Hypnotic and compulsive, The Water Cure is a fever dream, a blazing vision of suffering, sisterhood and transformation.
The Water Cure tells the story of three young women, they’ve grown up away from people and believe they live in a world that is filled with sickness and men are never to be trusted.
Sky, Grace Lia, their mother, their father who they call King, have lived in as reclusives, with the occasional woman who come for their help. They have these rituals that are meant to cleanse them, give them a new start. These tasks are grueling and self harming and completely bizarre. But they truly believe this works in their favors it gives them some kind of power of the evils that surround them. Men…

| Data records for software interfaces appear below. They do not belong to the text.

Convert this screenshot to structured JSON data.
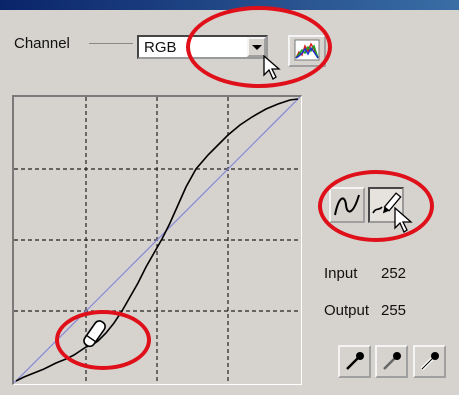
{
  "channel": {
    "label": "Channel",
    "value": "RGB",
    "dropdown_icon": "chevron-down-icon",
    "rgb_button_icon": "rgb-histogram-icon"
  },
  "curve": {
    "grid": "4x4 dashed",
    "control_icon": "curve-point-handle-icon"
  },
  "tools": {
    "curve_tool_icon": "smooth-curve-icon",
    "pencil_tool_icon": "freehand-pencil-icon",
    "pencil_tool_pressed": true
  },
  "readout": {
    "input_label": "Input",
    "input_value": "252",
    "output_label": "Output",
    "output_value": "255"
  },
  "droppers": [
    "black-point-eyedropper-icon",
    "gray-point-eyedropper-icon",
    "white-point-eyedropper-icon"
  ],
  "highlight_color": "#e0101a",
  "accent_title_color": "#0a246a"
}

I felt from the start that the things going on in this house was beyond strange. And the relationship between the father/King was something else all together. After his death however, the mother became more controlling and almost mean to the girls, but she claims it is in their best interest to make them stronger. Enter the men who washed up on shore. Of course, this is when the girls start to question what they’ve been told about men. Are they really all that bad, and untrust worthy? Or, was everything they were told just keep them trapped in this strange little world that their mother and King made for them?

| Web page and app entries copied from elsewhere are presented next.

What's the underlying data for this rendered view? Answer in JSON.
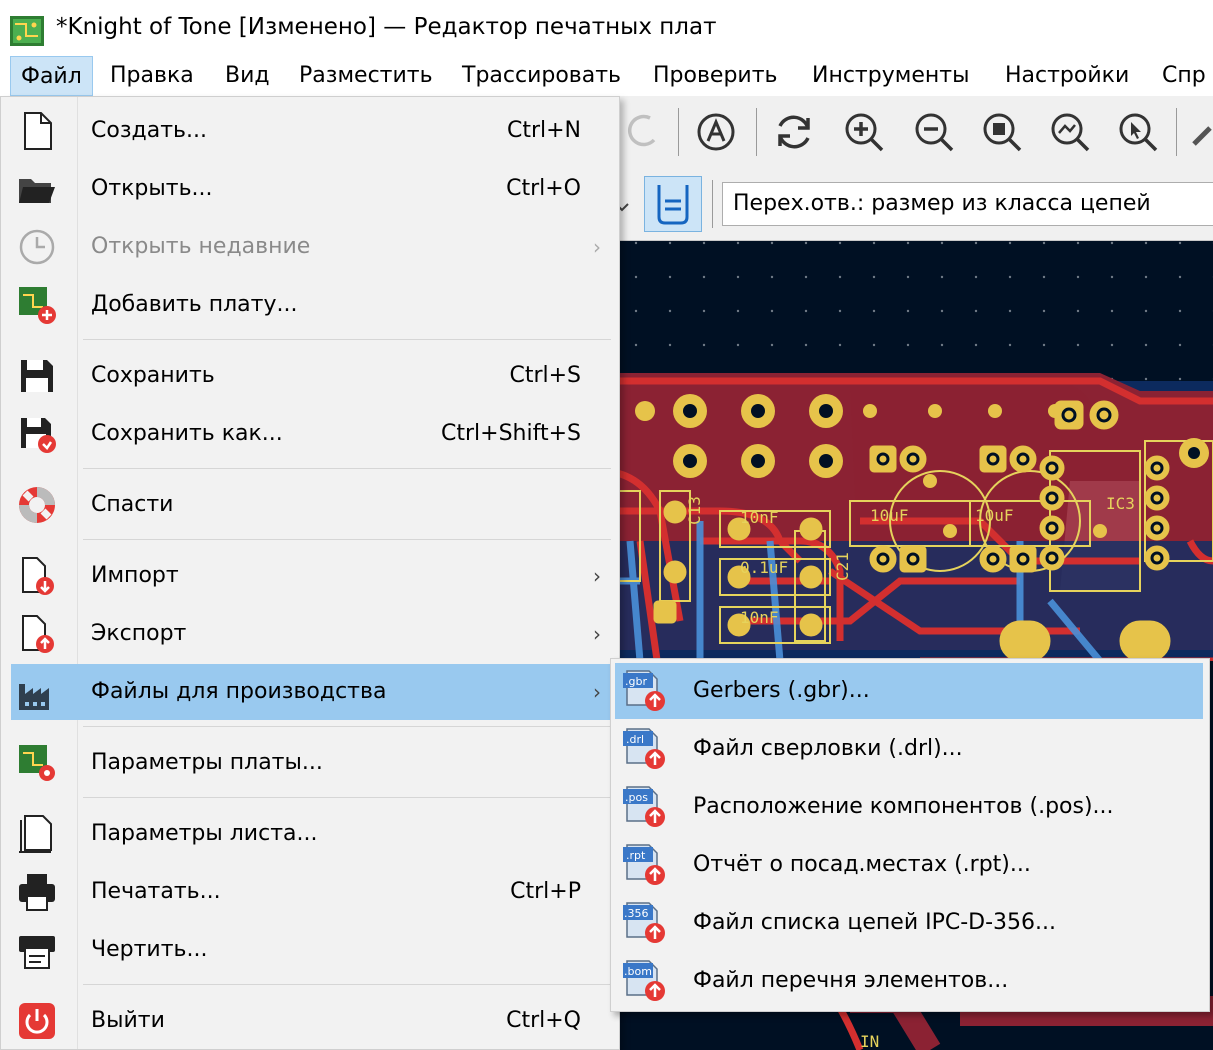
{
  "window": {
    "title": "*Knight of Tone [Изменено] — Редактор печатных плат"
  },
  "menubar": {
    "items": [
      "Файл",
      "Правка",
      "Вид",
      "Разместить",
      "Трассировать",
      "Проверить",
      "Инструменты",
      "Настройки",
      "Спр"
    ]
  },
  "toolbar": {
    "via_size": "Перех.отв.: размер из класса цепей"
  },
  "file_menu": {
    "items": [
      {
        "label": "Создать...",
        "shortcut": "Ctrl+N"
      },
      {
        "label": "Открыть...",
        "shortcut": "Ctrl+O"
      },
      {
        "label": "Открыть недавние",
        "arrow": "›"
      },
      {
        "label": "Добавить плату..."
      },
      {
        "label": "Сохранить",
        "shortcut": "Ctrl+S"
      },
      {
        "label": "Сохранить как...",
        "shortcut": "Ctrl+Shift+S"
      },
      {
        "label": "Спасти"
      },
      {
        "label": "Импорт",
        "arrow": "›"
      },
      {
        "label": "Экспорт",
        "arrow": "›"
      },
      {
        "label": "Файлы для производства",
        "arrow": "›"
      },
      {
        "label": "Параметры платы..."
      },
      {
        "label": "Параметры листа..."
      },
      {
        "label": "Печатать...",
        "shortcut": "Ctrl+P"
      },
      {
        "label": "Чертить..."
      },
      {
        "label": "Выйти",
        "shortcut": "Ctrl+Q"
      }
    ]
  },
  "fab_submenu": {
    "items": [
      {
        "label": "Gerbers (.gbr)...",
        "tag": ".gbr"
      },
      {
        "label": "Файл сверловки (.drl)...",
        "tag": ".drl"
      },
      {
        "label": "Расположение компонентов (.pos)...",
        "tag": ".pos"
      },
      {
        "label": "Отчёт о посад.местах (.rpt)...",
        "tag": ".rpt"
      },
      {
        "label": "Файл списка цепей IPC-D-356...",
        "tag": ".356"
      },
      {
        "label": "Файл перечня элементов...",
        "tag": ".bom"
      }
    ]
  },
  "pcb": {
    "silkscreen": [
      "C13",
      "10nF",
      "10uF",
      "10uF",
      "IC3",
      "C21",
      "0.1uF",
      "10nF",
      "IN"
    ]
  }
}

This was definitely a strange read for me, and it did take a little for me to get into. There were so many questions about their beliefs of the outside world and the rituals they used, but very little answers. In the end, the strangest of this story kept me wanting to know more. I know it sounds like as if I didn’t enjoy this, but on the contrary, it was a book I couldn’t put down. And, I actually liked the fact that we are left to come up with our own answers, it worked pretty well even with the way it all ended.
Overall, Mackintosh created an atmospheric and spellbinding world, where women strive for strength and I would definitely say give this one a try, it’s a good one.
Thought provoking, with rituals and secrets... Review for The Water Cure by Sophie Mackintosh @fairfairisles @doubledaybooks @penguinrandom #adult #socialscience #fantasy #psychological #fiction #arc #review Click To Tweet